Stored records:
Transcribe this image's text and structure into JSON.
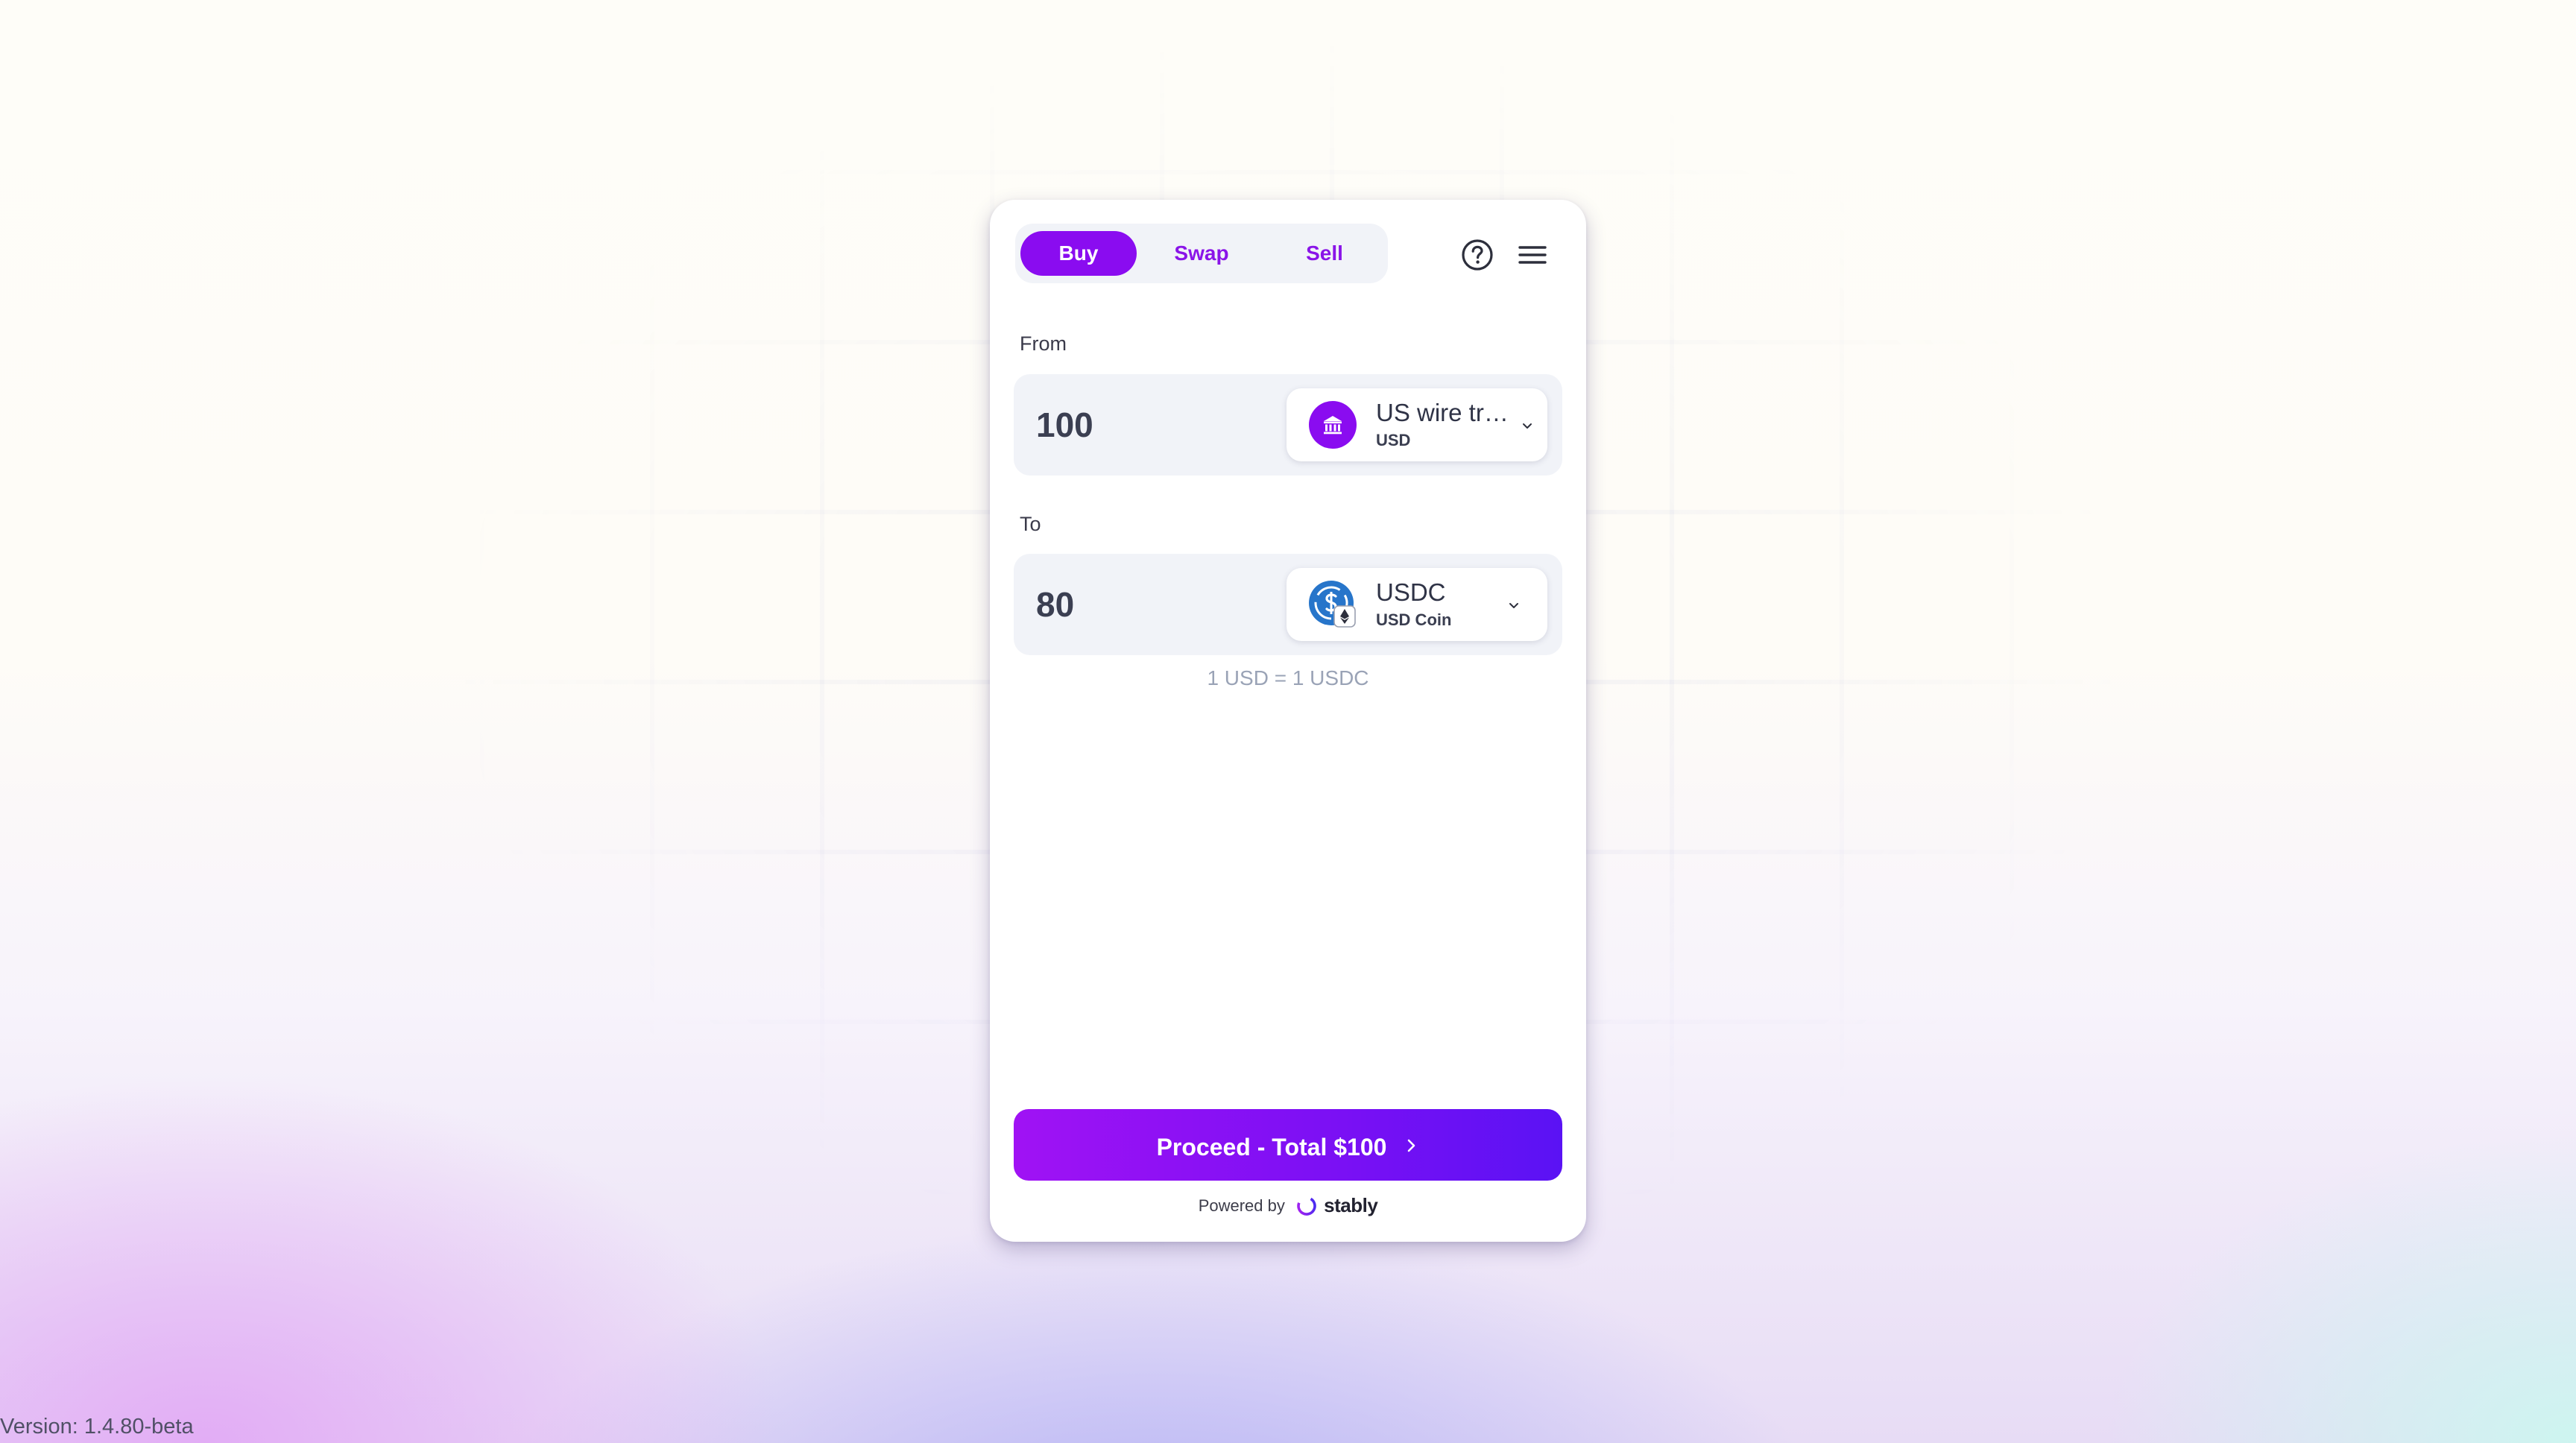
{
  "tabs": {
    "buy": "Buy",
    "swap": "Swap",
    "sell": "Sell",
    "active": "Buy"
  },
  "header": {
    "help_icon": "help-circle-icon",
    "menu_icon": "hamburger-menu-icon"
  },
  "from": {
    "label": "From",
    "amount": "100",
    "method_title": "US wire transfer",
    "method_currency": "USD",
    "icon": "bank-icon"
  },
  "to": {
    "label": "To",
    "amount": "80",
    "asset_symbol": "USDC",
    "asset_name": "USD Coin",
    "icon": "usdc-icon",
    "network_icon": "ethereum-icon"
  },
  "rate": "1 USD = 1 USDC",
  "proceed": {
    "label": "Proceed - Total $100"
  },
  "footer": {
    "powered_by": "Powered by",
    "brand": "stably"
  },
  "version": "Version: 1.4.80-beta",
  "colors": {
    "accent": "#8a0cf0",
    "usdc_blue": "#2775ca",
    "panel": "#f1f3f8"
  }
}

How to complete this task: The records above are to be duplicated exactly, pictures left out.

Answer section:
Transcribe this image's text and structure into JSON.
{
  "tabs": {
    "buy": "Buy",
    "swap": "Swap",
    "sell": "Sell",
    "active": "Buy"
  },
  "header": {
    "help_icon": "help-circle-icon",
    "menu_icon": "hamburger-menu-icon"
  },
  "from": {
    "label": "From",
    "amount": "100",
    "method_title": "US wire transfer",
    "method_currency": "USD",
    "icon": "bank-icon"
  },
  "to": {
    "label": "To",
    "amount": "80",
    "asset_symbol": "USDC",
    "asset_name": "USD Coin",
    "icon": "usdc-icon",
    "network_icon": "ethereum-icon"
  },
  "rate": "1 USD = 1 USDC",
  "proceed": {
    "label": "Proceed - Total $100"
  },
  "footer": {
    "powered_by": "Powered by",
    "brand": "stably"
  },
  "version": "Version: 1.4.80-beta",
  "colors": {
    "accent": "#8a0cf0",
    "usdc_blue": "#2775ca",
    "panel": "#f1f3f8"
  }
}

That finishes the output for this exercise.